DECATUR – Mardi Gras, or Fat Tuesday, is the last day to whoop it up before the austerity of Lent takes over today, Ash Wednesday.
Traditionally, in Christianity, the faithful give up some favorite thing for the six-week duration of Lent, or take on some task such as extra service or donations to the less fortunate, and “alleluia” is omitted from church songs and services until Easter Sunday.
At St. Patrick School, students always celebrate Mardi Gras with games and fun, but this year, there's an added twist.
Principal Jan Sweet received a call recently from the 9/11 Memorial committee asking if the school could do something to help with fundraising. The Memorial will feature a 13-foot beam from the Twin Towers that were destroyed by terrorists on Sept. 11, 2001, and it will be placed permanently on the shores of Lake Decatur in Nelson Park.
Now stored in a warehouse, the beam, which has the remains of a filing cabinet crushed into it, has been brought to St. Patrick for the students to see, Sweet said.
“If there's anything that deserves support, it's a 9/11 memorial,” Sweet said.
A second memorial has also been planned for the Macon County Courts Facility, using a piece of wreckage from Flight 93, which crashed into a Pennsylvania field on that same Sept. 11. A first responder who was at that crash scene and had kept the piece of wreckage handed it to John Axe, driver of the truck carrying the Twin Towers beam, at a 9/11 anniversary event in September.
As part of the Mardi Gras festivities at St. Patrick, students made miniature parade floats out of shoe boxes.

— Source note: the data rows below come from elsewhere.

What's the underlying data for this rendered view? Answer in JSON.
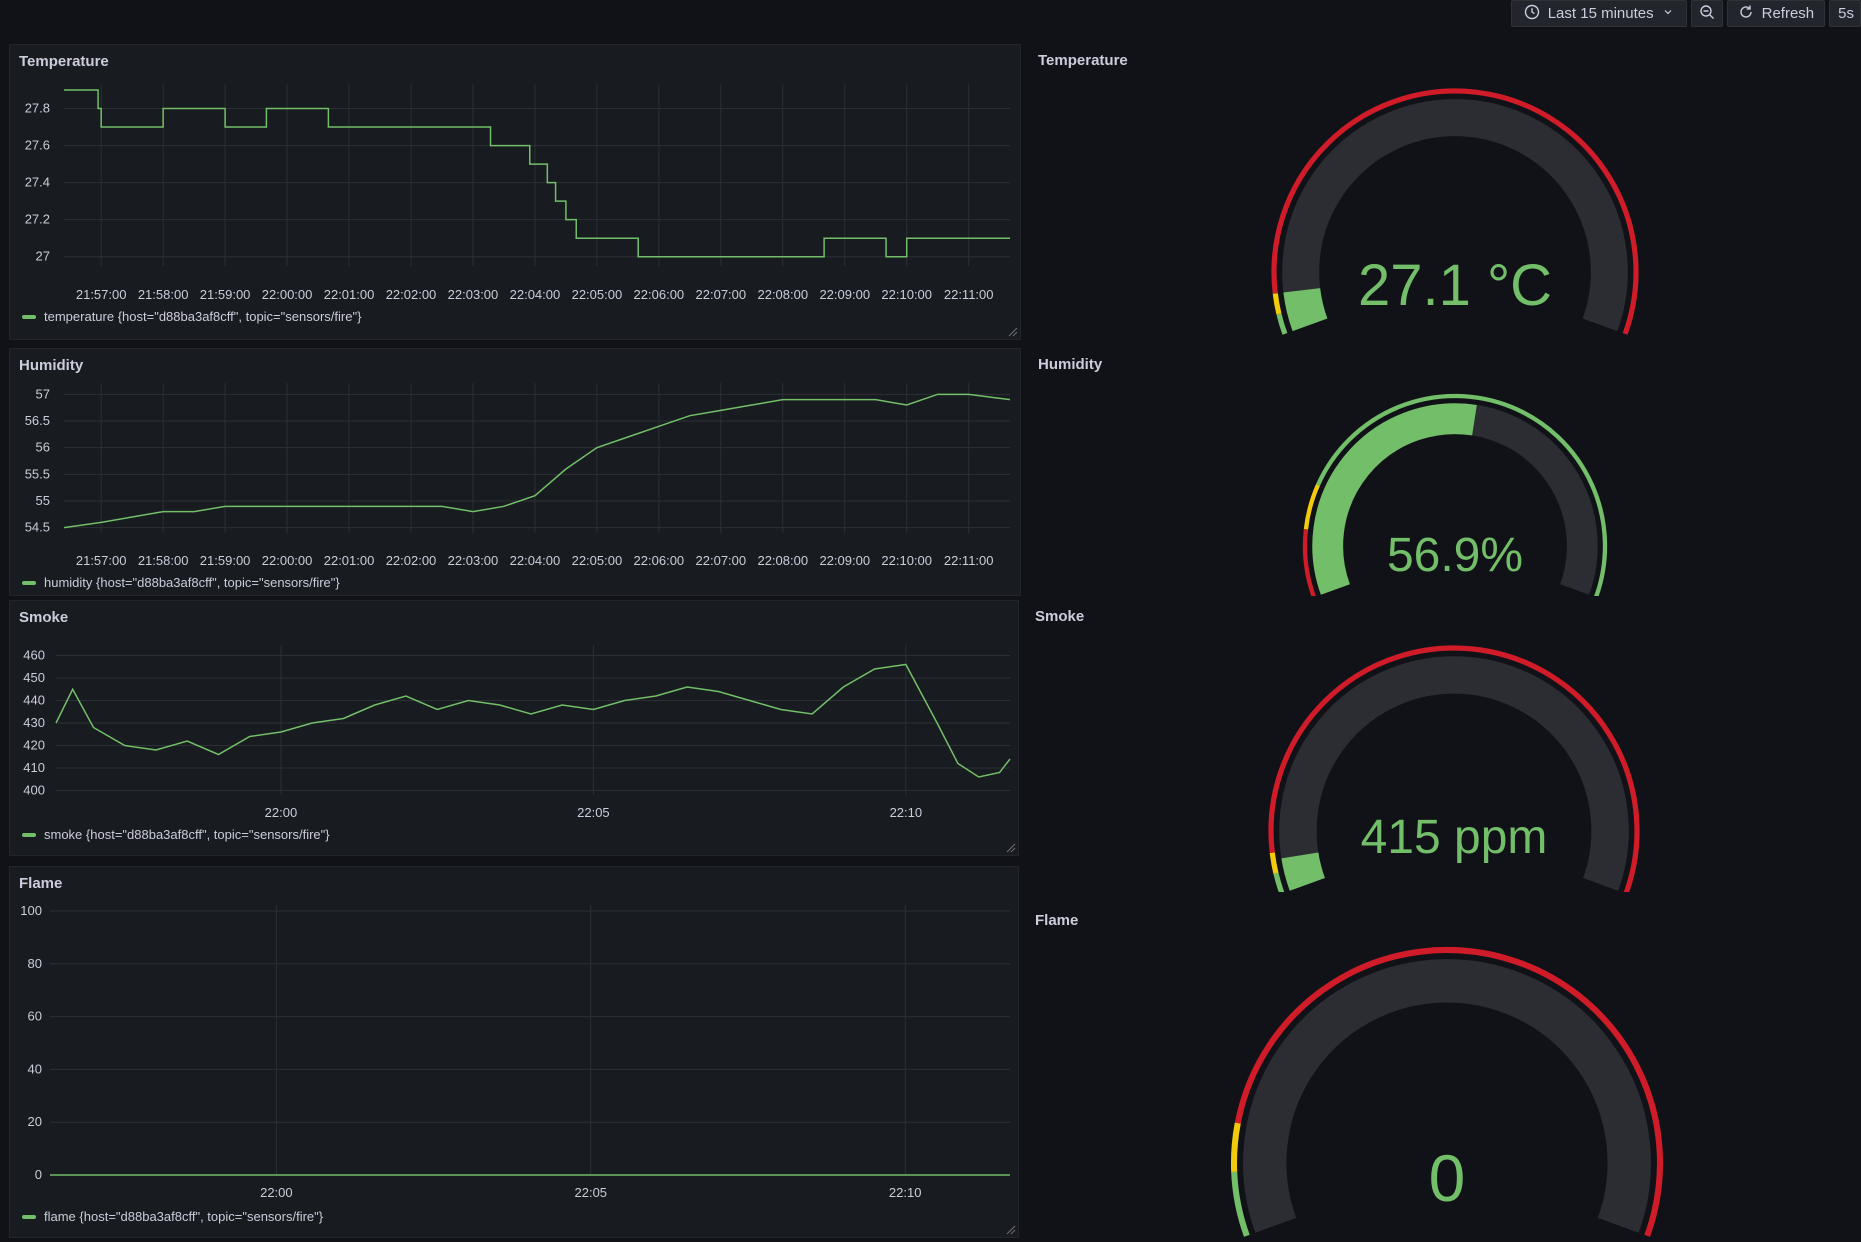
{
  "toolbar": {
    "time_range_label": "Last 15 minutes",
    "refresh_label": "Refresh",
    "refresh_interval": "5s",
    "icons": [
      "clock-icon",
      "chevron-down-icon",
      "zoom-out-icon",
      "refresh-icon"
    ]
  },
  "colors": {
    "series": "#73bf69",
    "threshold_red": "#d01c29",
    "threshold_yellow": "#f2cc0c",
    "threshold_green": "#73bf69",
    "gauge_track": "#2b2d33",
    "background": "#111217",
    "panel": "#181b1f"
  },
  "panels": {
    "temperature": {
      "title": "Temperature",
      "legend": "temperature {host=\"d88ba3af8cff\", topic=\"sensors/fire\"}"
    },
    "humidity": {
      "title": "Humidity",
      "legend": "humidity {host=\"d88ba3af8cff\", topic=\"sensors/fire\"}"
    },
    "smoke": {
      "title": "Smoke",
      "legend": "smoke {host=\"d88ba3af8cff\", topic=\"sensors/fire\"}"
    },
    "flame": {
      "title": "Flame",
      "legend": "flame {host=\"d88ba3af8cff\", topic=\"sensors/fire\"}"
    }
  },
  "gauges": {
    "temperature": {
      "title": "Temperature",
      "display": "27.1 °C",
      "fill_fraction": 0.06
    },
    "humidity": {
      "title": "Humidity",
      "display": "56.9%",
      "fill_fraction": 0.54
    },
    "smoke": {
      "title": "Smoke",
      "display": "415 ppm",
      "fill_fraction": 0.05
    },
    "flame": {
      "title": "Flame",
      "display": "0",
      "fill_fraction": 0.0
    }
  },
  "chart_data": [
    {
      "id": "temperature",
      "type": "line",
      "title": "Temperature",
      "x_ticks": [
        "21:57:00",
        "21:58:00",
        "21:59:00",
        "22:00:00",
        "22:01:00",
        "22:02:00",
        "22:03:00",
        "22:04:00",
        "22:05:00",
        "22:06:00",
        "22:07:00",
        "22:08:00",
        "22:09:00",
        "22:10:00",
        "22:11:00"
      ],
      "x_range": [
        "21:56:24",
        "22:11:40"
      ],
      "y_ticks": [
        "27",
        "27.2",
        "27.4",
        "27.6",
        "27.8"
      ],
      "ylim": [
        26.95,
        27.9
      ],
      "grid": true,
      "legend_position": "bottom-left",
      "series": [
        {
          "name": "temperature {host=\"d88ba3af8cff\", topic=\"sensors/fire\"}",
          "step": true,
          "x": [
            "21:56:24",
            "21:56:57",
            "21:57:00",
            "21:57:35",
            "21:58:00",
            "21:58:36",
            "21:59:00",
            "21:59:40",
            "22:00:00",
            "22:00:40",
            "22:01:00",
            "22:01:52",
            "22:02:00",
            "22:02:40",
            "22:03:00",
            "22:03:17",
            "22:03:40",
            "22:03:55",
            "22:04:12",
            "22:04:20",
            "22:04:30",
            "22:04:40",
            "22:04:52",
            "22:05:00",
            "22:05:40",
            "22:06:00",
            "22:06:40",
            "22:07:00",
            "22:07:40",
            "22:08:00",
            "22:08:40",
            "22:09:00",
            "22:09:40",
            "22:10:00",
            "22:10:20",
            "22:11:40"
          ],
          "y": [
            27.9,
            27.8,
            27.7,
            27.7,
            27.8,
            27.8,
            27.7,
            27.8,
            27.8,
            27.7,
            27.7,
            27.7,
            27.7,
            27.7,
            27.7,
            27.6,
            27.6,
            27.5,
            27.4,
            27.3,
            27.2,
            27.1,
            27.1,
            27.1,
            27.0,
            27.0,
            27.0,
            27.0,
            27.0,
            27.0,
            27.1,
            27.1,
            27.0,
            27.1,
            27.1,
            27.1
          ]
        }
      ]
    },
    {
      "id": "humidity",
      "type": "line",
      "title": "Humidity",
      "x_ticks": [
        "21:57:00",
        "21:58:00",
        "21:59:00",
        "22:00:00",
        "22:01:00",
        "22:02:00",
        "22:03:00",
        "22:04:00",
        "22:05:00",
        "22:06:00",
        "22:07:00",
        "22:08:00",
        "22:09:00",
        "22:10:00",
        "22:11:00"
      ],
      "x_range": [
        "21:56:24",
        "22:11:40"
      ],
      "y_ticks": [
        "54.5",
        "55",
        "55.5",
        "56",
        "56.5",
        "57"
      ],
      "ylim": [
        54.4,
        57.1
      ],
      "grid": true,
      "legend_position": "bottom-left",
      "series": [
        {
          "name": "humidity {host=\"d88ba3af8cff\", topic=\"sensors/fire\"}",
          "x": [
            "21:56:24",
            "21:57:00",
            "21:57:30",
            "21:58:00",
            "21:58:30",
            "21:59:00",
            "21:59:30",
            "22:00:00",
            "22:00:30",
            "22:01:00",
            "22:01:30",
            "22:02:00",
            "22:02:30",
            "22:03:00",
            "22:03:30",
            "22:04:00",
            "22:04:30",
            "22:05:00",
            "22:05:30",
            "22:06:00",
            "22:06:30",
            "22:07:00",
            "22:07:30",
            "22:08:00",
            "22:08:30",
            "22:09:00",
            "22:09:30",
            "22:10:00",
            "22:10:30",
            "22:11:00",
            "22:11:40"
          ],
          "y": [
            54.5,
            54.6,
            54.7,
            54.8,
            54.8,
            54.9,
            54.9,
            54.9,
            54.9,
            54.9,
            54.9,
            54.9,
            54.9,
            54.8,
            54.9,
            55.1,
            55.6,
            56.0,
            56.2,
            56.4,
            56.6,
            56.7,
            56.8,
            56.9,
            56.9,
            56.9,
            56.9,
            56.8,
            57.0,
            57.0,
            56.9
          ]
        }
      ]
    },
    {
      "id": "smoke",
      "type": "line",
      "title": "Smoke",
      "x_ticks": [
        "22:00",
        "22:05",
        "22:10"
      ],
      "x_range": [
        "21:56:24",
        "22:11:40"
      ],
      "y_ticks": [
        "400",
        "410",
        "420",
        "430",
        "440",
        "450",
        "460"
      ],
      "ylim": [
        398,
        462
      ],
      "grid": true,
      "legend_position": "bottom-left",
      "series": [
        {
          "name": "smoke {host=\"d88ba3af8cff\", topic=\"sensors/fire\"}",
          "x": [
            "21:56:24",
            "21:56:40",
            "21:57:00",
            "21:57:30",
            "21:58:00",
            "21:58:30",
            "21:59:00",
            "21:59:30",
            "22:00:00",
            "22:00:30",
            "22:01:00",
            "22:01:30",
            "22:02:00",
            "22:02:30",
            "22:03:00",
            "22:03:30",
            "22:04:00",
            "22:04:30",
            "22:05:00",
            "22:05:30",
            "22:06:00",
            "22:06:30",
            "22:07:00",
            "22:07:30",
            "22:08:00",
            "22:08:30",
            "22:09:00",
            "22:09:30",
            "22:10:00",
            "22:10:30",
            "22:10:50",
            "22:11:10",
            "22:11:30",
            "22:11:40"
          ],
          "y": [
            430,
            445,
            428,
            420,
            418,
            422,
            416,
            424,
            426,
            430,
            432,
            438,
            442,
            436,
            440,
            438,
            434,
            438,
            436,
            440,
            442,
            446,
            444,
            440,
            436,
            434,
            446,
            454,
            456,
            430,
            412,
            406,
            408,
            414
          ]
        }
      ]
    },
    {
      "id": "flame",
      "type": "line",
      "title": "Flame",
      "x_ticks": [
        "22:00",
        "22:05",
        "22:10"
      ],
      "x_range": [
        "21:56:24",
        "22:11:40"
      ],
      "y_ticks": [
        "0",
        "20",
        "40",
        "60",
        "80",
        "100"
      ],
      "ylim": [
        0,
        100
      ],
      "grid": true,
      "legend_position": "bottom-left",
      "series": [
        {
          "name": "flame {host=\"d88ba3af8cff\", topic=\"sensors/fire\"}",
          "x": [
            "21:56:24",
            "22:11:40"
          ],
          "y": [
            0,
            0
          ]
        }
      ]
    }
  ]
}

During Tuesday's carnival, and until next week, students can vote for their favorite float by putting money in an envelope. The money goes to the memorial's fund.
“The float that gets the most votes wins a prize,” said Sarah Keyes, a seventh-grader.
Older students helped younger students make the floats, though the designs and ideas were all the little ones', said Justice Chapman, also a seventh-grader.
Games were invented and built by the eighth grade, and seventh- and eighth-grade students manned the booths for the younger kids. Some of the games have been around for a long time because they're so popular, Justice said, especially musical chairs.
“I like (Mardi Gras) because we get to get out of our classrooms and get to know younger students, and have fun together,” he said.